**Exercise instructions:** Please restate each entry that follows word for word.

**Data about app and page elements:**

Start of Block

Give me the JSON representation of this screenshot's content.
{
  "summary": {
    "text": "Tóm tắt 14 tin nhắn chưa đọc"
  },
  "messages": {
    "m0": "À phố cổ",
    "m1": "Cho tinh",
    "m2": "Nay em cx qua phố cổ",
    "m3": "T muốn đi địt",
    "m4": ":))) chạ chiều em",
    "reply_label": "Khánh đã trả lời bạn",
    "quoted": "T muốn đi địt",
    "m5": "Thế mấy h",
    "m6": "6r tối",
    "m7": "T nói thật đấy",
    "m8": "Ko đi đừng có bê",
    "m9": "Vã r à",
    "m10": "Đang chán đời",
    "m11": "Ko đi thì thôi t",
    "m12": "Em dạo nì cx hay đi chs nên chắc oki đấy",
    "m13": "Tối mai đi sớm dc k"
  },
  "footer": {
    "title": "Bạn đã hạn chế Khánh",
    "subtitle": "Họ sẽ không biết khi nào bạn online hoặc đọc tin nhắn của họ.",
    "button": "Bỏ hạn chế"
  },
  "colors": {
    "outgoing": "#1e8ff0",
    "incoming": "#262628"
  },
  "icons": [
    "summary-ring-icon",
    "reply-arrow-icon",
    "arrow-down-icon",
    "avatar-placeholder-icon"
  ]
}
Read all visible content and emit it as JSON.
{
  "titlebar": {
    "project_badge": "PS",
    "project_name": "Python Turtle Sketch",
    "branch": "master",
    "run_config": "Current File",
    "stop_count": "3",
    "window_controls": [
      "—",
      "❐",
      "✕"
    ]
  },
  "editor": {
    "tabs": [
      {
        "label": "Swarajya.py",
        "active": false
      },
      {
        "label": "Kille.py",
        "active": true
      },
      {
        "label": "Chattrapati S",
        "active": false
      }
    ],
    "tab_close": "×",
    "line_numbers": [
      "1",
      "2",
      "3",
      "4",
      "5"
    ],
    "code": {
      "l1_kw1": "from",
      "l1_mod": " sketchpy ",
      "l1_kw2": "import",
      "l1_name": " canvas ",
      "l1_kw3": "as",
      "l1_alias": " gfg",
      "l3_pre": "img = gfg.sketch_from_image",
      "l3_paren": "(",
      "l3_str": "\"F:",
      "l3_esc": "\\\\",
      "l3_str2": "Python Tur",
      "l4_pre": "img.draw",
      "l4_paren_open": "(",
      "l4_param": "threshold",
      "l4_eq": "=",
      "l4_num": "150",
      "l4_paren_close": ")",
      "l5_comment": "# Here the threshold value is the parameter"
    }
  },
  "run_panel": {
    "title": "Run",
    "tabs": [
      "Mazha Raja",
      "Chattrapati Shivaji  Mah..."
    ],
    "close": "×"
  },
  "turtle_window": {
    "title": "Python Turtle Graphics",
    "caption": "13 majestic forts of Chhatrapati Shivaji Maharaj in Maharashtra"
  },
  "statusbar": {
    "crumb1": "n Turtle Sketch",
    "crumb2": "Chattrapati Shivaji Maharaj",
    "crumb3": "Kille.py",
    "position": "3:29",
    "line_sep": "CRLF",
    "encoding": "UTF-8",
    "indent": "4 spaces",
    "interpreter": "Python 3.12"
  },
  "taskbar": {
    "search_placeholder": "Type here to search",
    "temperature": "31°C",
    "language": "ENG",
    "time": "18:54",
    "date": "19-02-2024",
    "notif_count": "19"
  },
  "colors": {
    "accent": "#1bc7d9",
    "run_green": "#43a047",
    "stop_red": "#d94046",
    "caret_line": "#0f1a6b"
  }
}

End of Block

**Response below:**
Give me the JSON representation of this screenshot's content.
{
  "summary": {
    "text": "Tóm tắt 14 tin nhắn chưa đọc"
  },
  "messages": {
    "m0": "À phố cổ",
    "m1": "Cho tinh",
    "m2": "Nay em cx qua phố cổ",
    "m3": "T muốn đi địt",
    "m4": ":))) chạ chiều em",
    "reply_label": "Khánh đã trả lời bạn",
    "quoted": "T muốn đi địt",
    "m5": "Thế mấy h",
    "m6": "6r tối",
    "m7": "T nói thật đấy",
    "m8": "Ko đi đừng có bê",
    "m9": "Vã r à",
    "m10": "Đang chán đời",
    "m11": "Ko đi thì thôi t",
    "m12": "Em dạo nì cx hay đi chs nên chắc oki đấy",
    "m13": "Tối mai đi sớm dc k"
  },
  "footer": {
    "title": "Bạn đã hạn chế Khánh",
    "subtitle": "Họ sẽ không biết khi nào bạn online hoặc đọc tin nhắn của họ.",
    "button": "Bỏ hạn chế"
  },
  "colors": {
    "outgoing": "#1e8ff0",
    "incoming": "#262628"
  },
  "icons": [
    "summary-ring-icon",
    "reply-arrow-icon",
    "arrow-down-icon",
    "avatar-placeholder-icon"
  ]
}
Read all visible content and emit it as JSON.
{
  "titlebar": {
    "project_badge": "PS",
    "project_name": "Python Turtle Sketch",
    "branch": "master",
    "run_config": "Current File",
    "stop_count": "3",
    "window_controls": [
      "—",
      "❐",
      "✕"
    ]
  },
  "editor": {
    "tabs": [
      {
        "label": "Swarajya.py",
        "active": false
      },
      {
        "label": "Kille.py",
        "active": true
      },
      {
        "label": "Chattrapati S",
        "active": false
      }
    ],
    "tab_close": "×",
    "line_numbers": [
      "1",
      "2",
      "3",
      "4",
      "5"
    ],
    "code": {
      "l1_kw1": "from",
      "l1_mod": " sketchpy ",
      "l1_kw2": "import",
      "l1_name": " canvas ",
      "l1_kw3": "as",
      "l1_alias": " gfg",
      "l3_pre": "img = gfg.sketch_from_image",
      "l3_paren": "(",
      "l3_str": "\"F:",
      "l3_esc": "\\\\",
      "l3_str2": "Python Tur",
      "l4_pre": "img.draw",
      "l4_paren_open": "(",
      "l4_param": "threshold",
      "l4_eq": "=",
      "l4_num": "150",
      "l4_paren_close": ")",
      "l5_comment": "# Here the threshold value is the parameter"
    }
  },
  "run_panel": {
    "title": "Run",
    "tabs": [
      "Mazha Raja",
      "Chattrapati Shivaji  Mah..."
    ],
    "close": "×"
  },
  "turtle_window": {
    "title": "Python Turtle Graphics",
    "caption": "13 majestic forts of Chhatrapati Shivaji Maharaj in Maharashtra"
  },
  "statusbar": {
    "crumb1": "n Turtle Sketch",
    "crumb2": "Chattrapati Shivaji Maharaj",
    "crumb3": "Kille.py",
    "position": "3:29",
    "line_sep": "CRLF",
    "encoding": "UTF-8",
    "indent": "4 spaces",
    "interpreter": "Python 3.12"
  },
  "taskbar": {
    "search_placeholder": "Type here to search",
    "temperature": "31°C",
    "language": "ENG",
    "time": "18:54",
    "date": "19-02-2024",
    "notif_count": "19"
  },
  "colors": {
    "accent": "#1bc7d9",
    "run_green": "#43a047",
    "stop_red": "#d94046",
    "caret_line": "#0f1a6b"
  }
}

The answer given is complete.